But the opposite is occurring, the authors state. Instead, colleges are ranked based on "false prestige."

As CollegeNET states: "The SMI differs from most other rankings in that it focuses directly and broadly on the problem of economic mobility. To what extent does a college or university educate more economically disadvantaged people (family incomes below the national median) at lower tuition so that they graduate into good paying jobs? The colleges that do the best at this rank higher according to the SMI. Gone is any quixotic pretense of 'best' college based on arbitrary or irrelevant popularity criteria such as percentage of applicants denied."

So in the SMI ranking, Harvard comes in at 438. Princeton University, the top national university in the U.S. News & World Report rankings, placed 360. The top college according to CollegeNET? Montana Tech of the University of Montana.

The study looks at five factors. Beside tuition and percent of low-income students, determined by eligibility for federal grants, the study takes into account three other factors: graduation rate, median early career salaries of graduates, and size of endowment.

Graduate rate and salary are each given half the weight of tuition and low income enrollment because, the study explains, these require broader systemic changes. Given least weight is the size of the college's endowment. Still this is a factor because colleges with larger endowments should have greater resources to address the needs of low income students.

Most of this information is public, Frizado noted. CollegeNET did not ask BGSU for any information. The payroll information, he said, was derived by PayCheck.

That points to one of the weaknesses of the ratings - BGSU is the only one of the "corner schools" included. PayCheck, Frizado said, did not have enough data for Miami, Ohio University and Kent State to include those schools. He said he'd be interested in the comparison between those schools.

BGSU's numbers were: $10,726 for tuition; 31.39 percent of low income students; 60.4 percent graduation rate; $41,600 median early career salary; and $129.43 million endowment.

The University of Toledo placed 89th on the list. Its numbers were: $9,275 for tuition; 35.09 percent of low income students; 45.1 percent graduation rate; $45,500 median early career salary; and $310.91 million endowment.

Ohio State placed 134th on the list. Its numbers were: $10,037 for tuition; 13.21 percent of low income students; 62.9 percent graduation rate; $48,000 median early career salary; and $2.4 billion endowment (25th largest in the schools surveyed).

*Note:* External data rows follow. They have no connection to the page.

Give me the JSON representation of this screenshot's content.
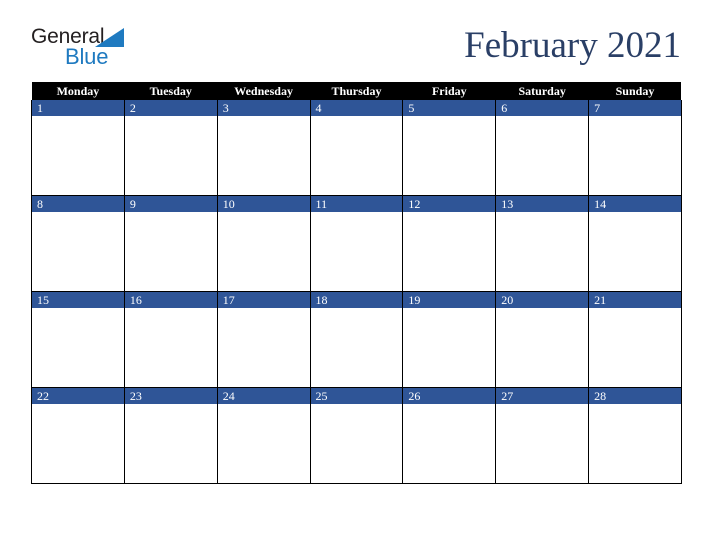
{
  "brand": {
    "line1": "General",
    "line2": "Blue",
    "triangle_icon": "triangle-icon",
    "line1_color": "#231f20",
    "line2_color": "#1f7ac0",
    "triangle_color": "#1f7ac0"
  },
  "header": {
    "title": "February 2021",
    "title_color": "#2a3f66"
  },
  "calendar": {
    "month": "February",
    "year": "2021",
    "week_start": "Monday",
    "header_bg": "#000000",
    "header_fg": "#ffffff",
    "date_bar_bg": "#2f5597",
    "date_bar_fg": "#ffffff",
    "cell_bg": "#ffffff",
    "grid_line_color": "#000000",
    "weekdays": [
      "Monday",
      "Tuesday",
      "Wednesday",
      "Thursday",
      "Friday",
      "Saturday",
      "Sunday"
    ],
    "weeks": [
      [
        {
          "day": "1",
          "blank": false,
          "events": ""
        },
        {
          "day": "2",
          "blank": false,
          "events": ""
        },
        {
          "day": "3",
          "blank": false,
          "events": ""
        },
        {
          "day": "4",
          "blank": false,
          "events": ""
        },
        {
          "day": "5",
          "blank": false,
          "events": ""
        },
        {
          "day": "6",
          "blank": false,
          "events": ""
        },
        {
          "day": "7",
          "blank": false,
          "events": ""
        }
      ],
      [
        {
          "day": "8",
          "blank": false,
          "events": ""
        },
        {
          "day": "9",
          "blank": false,
          "events": ""
        },
        {
          "day": "10",
          "blank": false,
          "events": ""
        },
        {
          "day": "11",
          "blank": false,
          "events": ""
        },
        {
          "day": "12",
          "blank": false,
          "events": ""
        },
        {
          "day": "13",
          "blank": false,
          "events": ""
        },
        {
          "day": "14",
          "blank": false,
          "events": ""
        }
      ],
      [
        {
          "day": "15",
          "blank": false,
          "events": ""
        },
        {
          "day": "16",
          "blank": false,
          "events": ""
        },
        {
          "day": "17",
          "blank": false,
          "events": ""
        },
        {
          "day": "18",
          "blank": false,
          "events": ""
        },
        {
          "day": "19",
          "blank": false,
          "events": ""
        },
        {
          "day": "20",
          "blank": false,
          "events": ""
        },
        {
          "day": "21",
          "blank": false,
          "events": ""
        }
      ],
      [
        {
          "day": "22",
          "blank": false,
          "events": ""
        },
        {
          "day": "23",
          "blank": false,
          "events": ""
        },
        {
          "day": "24",
          "blank": false,
          "events": ""
        },
        {
          "day": "25",
          "blank": false,
          "events": ""
        },
        {
          "day": "26",
          "blank": false,
          "events": ""
        },
        {
          "day": "27",
          "blank": false,
          "events": ""
        },
        {
          "day": "28",
          "blank": false,
          "events": ""
        }
      ]
    ]
  }
}
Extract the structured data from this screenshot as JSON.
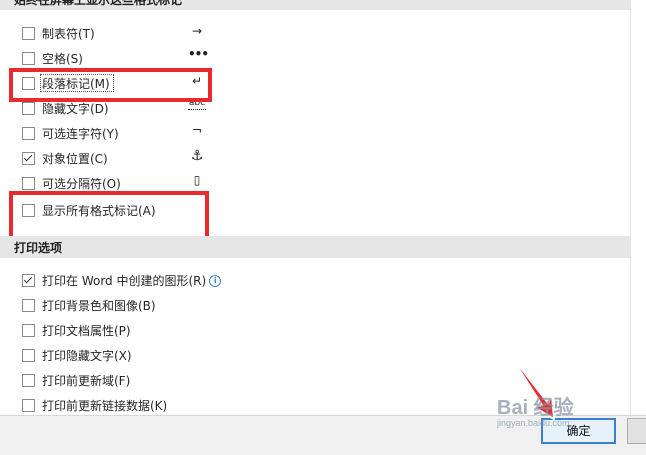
{
  "display_section": {
    "header": "始终在屏幕上显示这些格式标记",
    "items": [
      {
        "label": "制表符(T)",
        "checked": false,
        "symbol": "→",
        "symbol_icon": "tab-arrow-icon"
      },
      {
        "label": "空格(S)",
        "checked": false,
        "symbol": "•••",
        "symbol_icon": "space-dots-icon"
      },
      {
        "label": "段落标记(M)",
        "checked": false,
        "symbol": "↵",
        "symbol_icon": "paragraph-mark-icon"
      },
      {
        "label": "隐藏文字(D)",
        "checked": false,
        "symbol": "abc",
        "symbol_icon": "hidden-text-icon"
      },
      {
        "label": "可选连字符(Y)",
        "checked": false,
        "symbol": "¬",
        "symbol_icon": "optional-hyphen-icon"
      },
      {
        "label": "对象位置(C)",
        "checked": true,
        "symbol": "⚓",
        "symbol_icon": "anchor-icon"
      },
      {
        "label": "可选分隔符(O)",
        "checked": false,
        "symbol": "▯",
        "symbol_icon": "optional-break-icon"
      },
      {
        "label": "显示所有格式标记(A)",
        "checked": false,
        "symbol": "",
        "symbol_icon": ""
      }
    ]
  },
  "print_section": {
    "header": "打印选项",
    "items": [
      {
        "label": "打印在 Word 中创建的图形(R)",
        "checked": true,
        "info_icon": "i"
      },
      {
        "label": "打印背景色和图像(B)",
        "checked": false
      },
      {
        "label": "打印文档属性(P)",
        "checked": false
      },
      {
        "label": "打印隐藏文字(X)",
        "checked": false
      },
      {
        "label": "打印前更新域(F)",
        "checked": false
      },
      {
        "label": "打印前更新链接数据(K)",
        "checked": false
      }
    ]
  },
  "footer": {
    "ok_label": "确定"
  },
  "watermark": {
    "main": "Bai 经验",
    "sub": "jingyan.baidu.com"
  },
  "colors": {
    "highlight_red": "#e8292e",
    "section_header_bg": "#e6e6e6",
    "ok_border": "#3c7fd1"
  }
}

Oberlin's numbers are: $46,870 for tuition; 6.53 percent of low income students; 87.6 percent graduation rate; $40,200 median early career salary; and $674.59 million endowment.

Top-ranked Montana Tech's numbers are: $6,464 for tuition; 31.3 percent of low income students; 50.8 percent graduation rate; $68,400 median early career salary; and $27.38 million endowment.

Frizado noted that the early career salary number often reflects the mix of majors a school offers. Engineering schools fare particularly well in the rankings because of high starting salaries.

BGSU is not resting on its laurels. Initiatives such as the Learning Commons, which provides tutoring to students, and linked courses for freshmen, which help them adjust to college life, should all help to boost both retention and graduation rates, Frizado said.

And, the university is making a change in how it allocates scholarship money. While the BGSU Foundation has offered specific need based scholarships, the university has directed its scholarship money towards merit awards. Frizado said starting in 2015, the university will set aside some of its scholarship funds toward need-based grants.

Mazey has said that the new fundraising campaign now underway is geared in part to raise more money to help students afford college.